Monster Underneath
Writer: Shane McKenzie
Artwork: Claudia Balboni

 

The notion of a monster under the bed is, perhaps, one of the oldest bogeyman tropes in horror -- specifically because it's one of the most prevalent childhood fears.

Young Mindy is an orphan who is convinced that her bed harbors a slathering creature, and the other boys in the orphanage take advantage of her fears to torment her. But when Mindy's paradigm is challenged by her older foster sister, Rose, it puts a twist into the story that changes the dynamics of the relationship between Mindy and her monster.

Shane McKenzie's story has its ups and downs. It's established as a framework, with the adult Mindy having a first date. We immediately know the guy is a boor, so his intentions are quickly telegraphed to the reader.

Likewise, in the framed tale of Mindy as a child, the character of the orphanage caretaker is likewise telegraphed, but in a more subtle way, allowing the reader to suspect that perhaps he really is a nice guy. When his true colors are revealed, it's less of a shock than it is a confirmation of niggling suspicions.

Claudia Balboni's artwork works for the inner story, with the dual worlds of children's cruelty and helplessness. For the bookends, however, it flattens, with the characters losing their emotional displays. Mindy seems unnaturally stiff while on her date, gaining some comic book dynamics only in the last panels.

Overall, the story works but could have better set the reader up for surprises instead of giving all the hints up front. That's part of what made EC and other horror anthologies of the past so successful -- any hints were so subtle, if they were given at all, that they were only obvious upon re-reading. And that's what I'd love to see GRIMM TALES OF TERROR evolve into, and what I see it as having the ripe potential to become.
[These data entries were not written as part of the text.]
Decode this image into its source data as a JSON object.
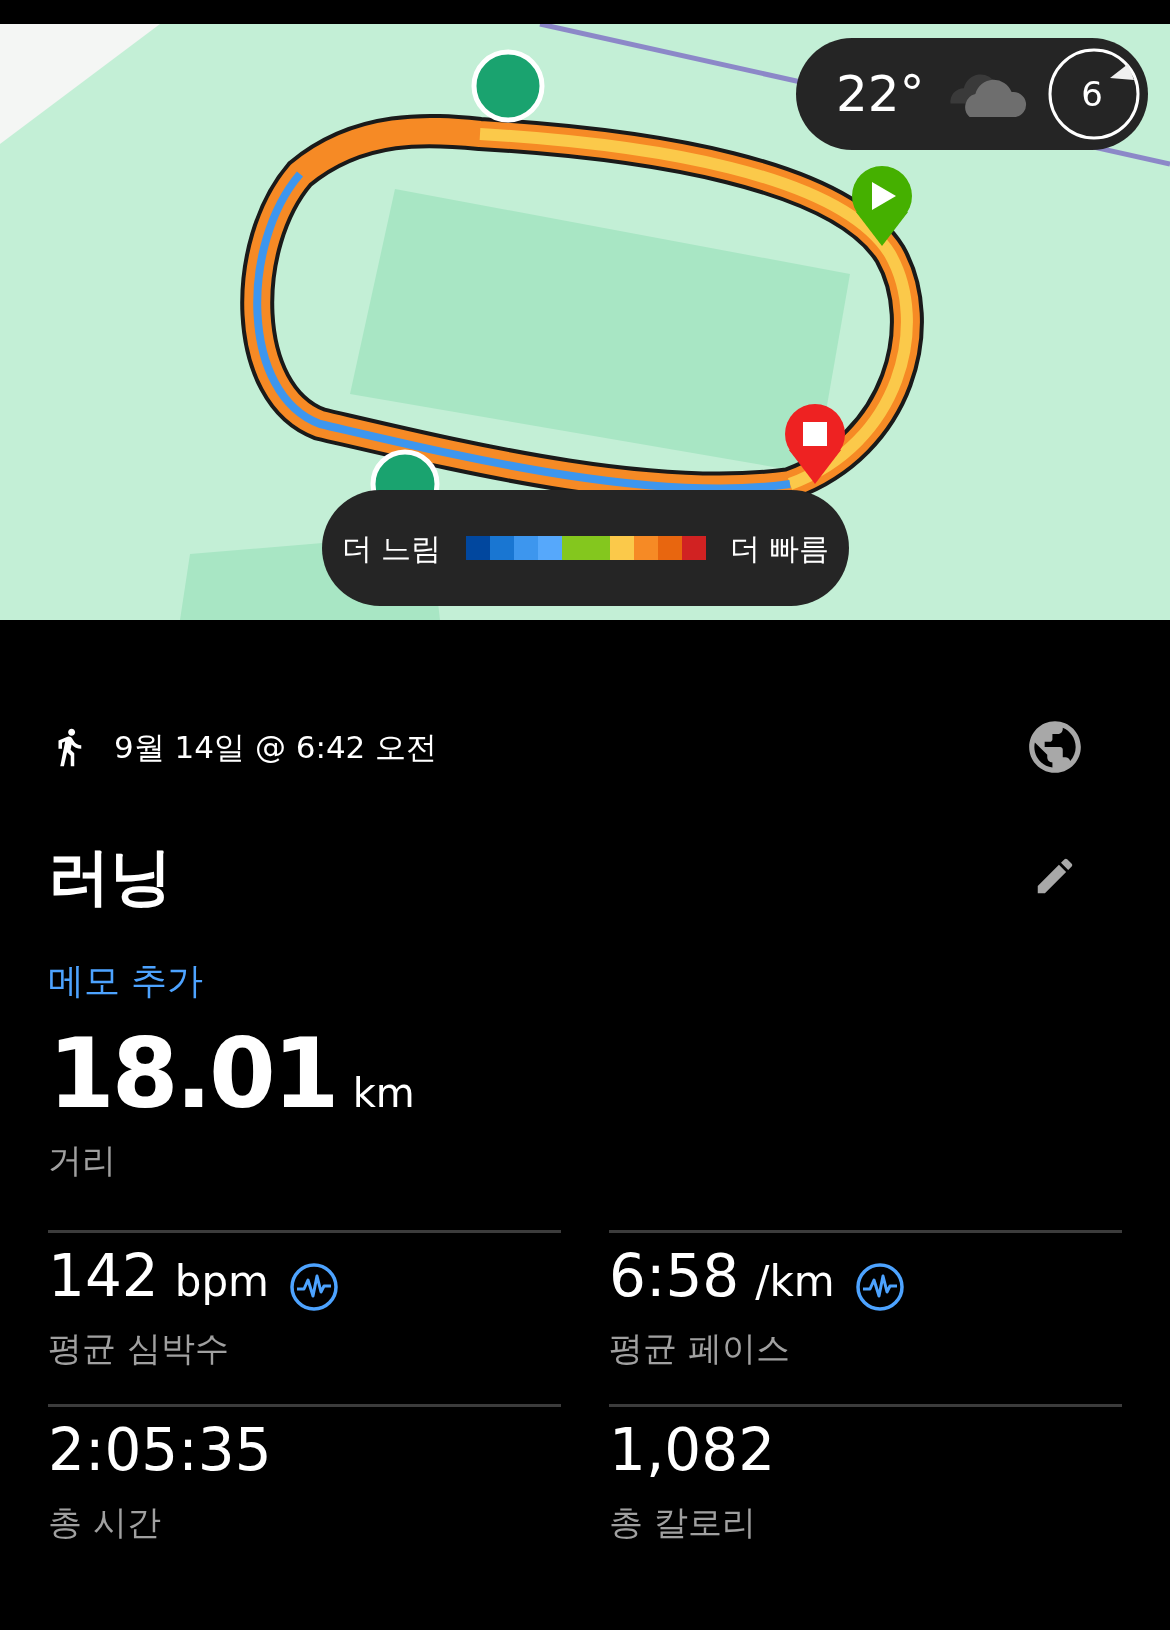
{
  "map": {
    "kind": "picture",
    "weather": {
      "temperature": "22°",
      "uv_index": "6"
    },
    "legend": {
      "slower": "더 느림",
      "faster": "더 빠름",
      "swatches": [
        {
          "color": "#01479e"
        },
        {
          "color": "#1976d2"
        },
        {
          "color": "#3d96ee"
        },
        {
          "color": "#56a8fb"
        },
        {
          "color": "#84c71e"
        },
        {
          "color": "#84c71e"
        },
        {
          "color": "#fbc94a"
        },
        {
          "color": "#f68a25"
        },
        {
          "color": "#e8660f"
        },
        {
          "color": "#d12222"
        }
      ]
    }
  },
  "activity": {
    "datetime": "9월 14일 @ 6:42 오전",
    "title": "러닝",
    "add_memo": "메모 추가",
    "distance": {
      "value": "18.01",
      "unit": "km",
      "label": "거리"
    }
  },
  "stats": [
    {
      "value": "142",
      "unit": "bpm",
      "label": "평균 심박수",
      "has_chart_icon": true
    },
    {
      "value": "6:58",
      "unit": "/km",
      "label": "평균 페이스",
      "has_chart_icon": true
    },
    {
      "value": "2:05:35",
      "label": "총 시간",
      "has_chart_icon": false
    },
    {
      "value": "1,082",
      "label": "총 칼로리",
      "has_chart_icon": false
    }
  ]
}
Previous issues have achieved this, but this one just falls a little bit short in its delivery.

Grade: 
3.5 / 5.0